The 26-year-old, whose family moved from South Africa to Ireland when she was seven years old, graduated with a master's degree from Trinity College in clinical chemistry and now works in Galway University Hospital.
Speaking about her time in direct provision, she told the Herald: "It was 10 years of my life, and it's 10 years that you're left in a standstill, you don't know if you're ever going to get out of it or what life is going to be.
"At the time, the rules of going to college and working were that you couldn't really do either, so it's very hard, especially on young girls.
"Because they finish secondary school and they look at themselves and think what's next?
"But there's nothing really next for them then, so they have kids really young, and I knew that that's not what I wanted - I wanted more for my life so I really pushed to get there."
Pamela got residency halfway through her first year in college so from her second year onwards she was able to benefit from State grants, but before that she and her mother had to work incredibly hard to get her into university.
"It was my mom, she raised money for me to get there," she said.
"Whatever she could do, she did for me to get there. Even myself, I tried to get cash-in-hand jobs or babysitting, whatever it was to be able to get there."
The medical scientist said she believes direct provision "definitely needs looking into", adding: "And if that means abolishing it, so be it.

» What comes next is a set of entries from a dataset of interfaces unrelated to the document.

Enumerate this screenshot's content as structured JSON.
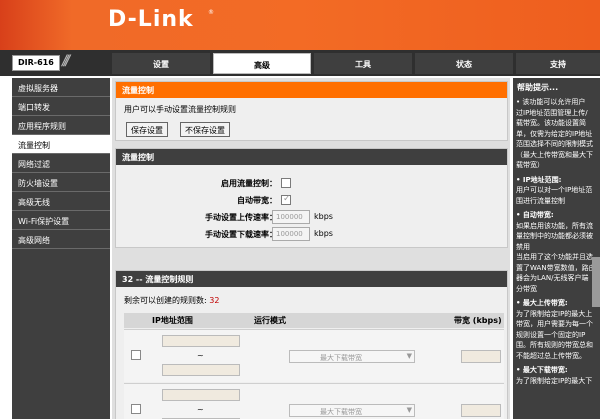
{
  "brand": {
    "logo": "D-Link",
    "reg": "®"
  },
  "model": "DIR-616",
  "tabs": [
    {
      "label": "设置"
    },
    {
      "label": "高级"
    },
    {
      "label": "工具"
    },
    {
      "label": "状态"
    },
    {
      "label": "支持"
    }
  ],
  "sidebar": {
    "items": [
      {
        "label": "虚拟服务器"
      },
      {
        "label": "端口转发"
      },
      {
        "label": "应用程序规则"
      },
      {
        "label": "流量控制"
      },
      {
        "label": "网络过滤"
      },
      {
        "label": "防火墙设置"
      },
      {
        "label": "高级无线"
      },
      {
        "label": "Wi-Fi保护设置"
      },
      {
        "label": "高级网络"
      }
    ]
  },
  "intro": {
    "title": "流量控制",
    "description": "用户可以手动设置流量控制规则",
    "save_label": "保存设置",
    "nosave_label": "不保存设置"
  },
  "qos": {
    "title": "流量控制",
    "enable_label": "启用流量控制：",
    "auto_label": "自动带宽：",
    "upload_label": "手动设置上传速率：",
    "upload_value": "100000",
    "download_label": "手动设置下载速率：",
    "download_value": "100000",
    "unit": "kbps"
  },
  "rules": {
    "title": "32 -- 流量控制规则",
    "remaining_label": "剩余可以创建的规则数:",
    "remaining_count": "32",
    "col_ip": "IP地址范围",
    "col_mode": "运行模式",
    "col_bw": "带宽 (kbps)",
    "tilde": "~",
    "mode_option": "最大下载带宽"
  },
  "help": {
    "title": "帮助提示...",
    "para1": [
      "该功能可以允许用户",
      "过IP地址范围管理上传/",
      "载带宽。该功能设置简",
      "单，仅需为给定的IP地址",
      "范围选择不同的限制模式",
      "（最大上传带宽和最大下",
      "载带宽）"
    ],
    "ip_title": "IP地址范围:",
    "ip_text": [
      "用户可以对一个IP地址范",
      "围进行流量控制"
    ],
    "auto_title": "自动带宽:",
    "auto_text": [
      "如果启用该功能，所有流",
      "量控制中的功能都必须被",
      "禁用",
      "当启用了这个功能并且选",
      "置了WAN带宽数值，路由",
      "器会为LAN/无线客户端",
      "分带宽"
    ],
    "up_title": "最大上传带宽:",
    "up_text": [
      "为了限制给定IP的最大上",
      "带宽，用户需要为每一个",
      "规则设置一个固定的IP",
      "围。所有规则的带宽总和",
      "不能超过总上传带宽。"
    ],
    "down_title": "最大下载带宽:",
    "down_text": [
      "为了限制给定IP的最大下"
    ]
  },
  "colors": {
    "orange": "#ff6f00",
    "dark": "#3f3f3f",
    "accent_red": "#c00000"
  }
}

"It's a system that either needs to be looked at to be done better or get rid of it altogether because it's people's lives at the end of the day and people can't be treated like livestock."
Pamela worked on the frontline throughout the pandemic, all the while holding the title of Miss Galway for 18 months as she patiently awaited the Miss Ireland contest.
"It was so tough, you're dealing with the pandemic, your normal work and then dealing with a cyber attack," she said.
"I found myself running results to hospital wards when everything went down just to keep the service up and make sure patients got their results, so I think I did 35,000 steps in one day."
Speaking about her historic win, Pamela said: "It was a surreal experience and I'm so delighted. I couldn't believe this actually happened.
"Even being Miss Galway for a year-and-a-half, it was a long time coming, I thought the pageant would never happen.
"I am so happy and the outcome is amazing."
She said she had her heart set on applying for Miss Ireland for six years after she worked at a Miss Galway event in a bar and was mistaken for a contestant.
"I was in Coyotes working and one of the judges thought I was a contestant and so she encouraged me to try it out someday, so that put it in my mind," she said.
"I looked up what the pageant was and what it stood for and I thought 'I have to do this one day when I'm able'."
Miss Ireland director Brendan Marc Scully said Pamela had "put her heart and soul into her journey", adding that "she has a very bright future ahead of her".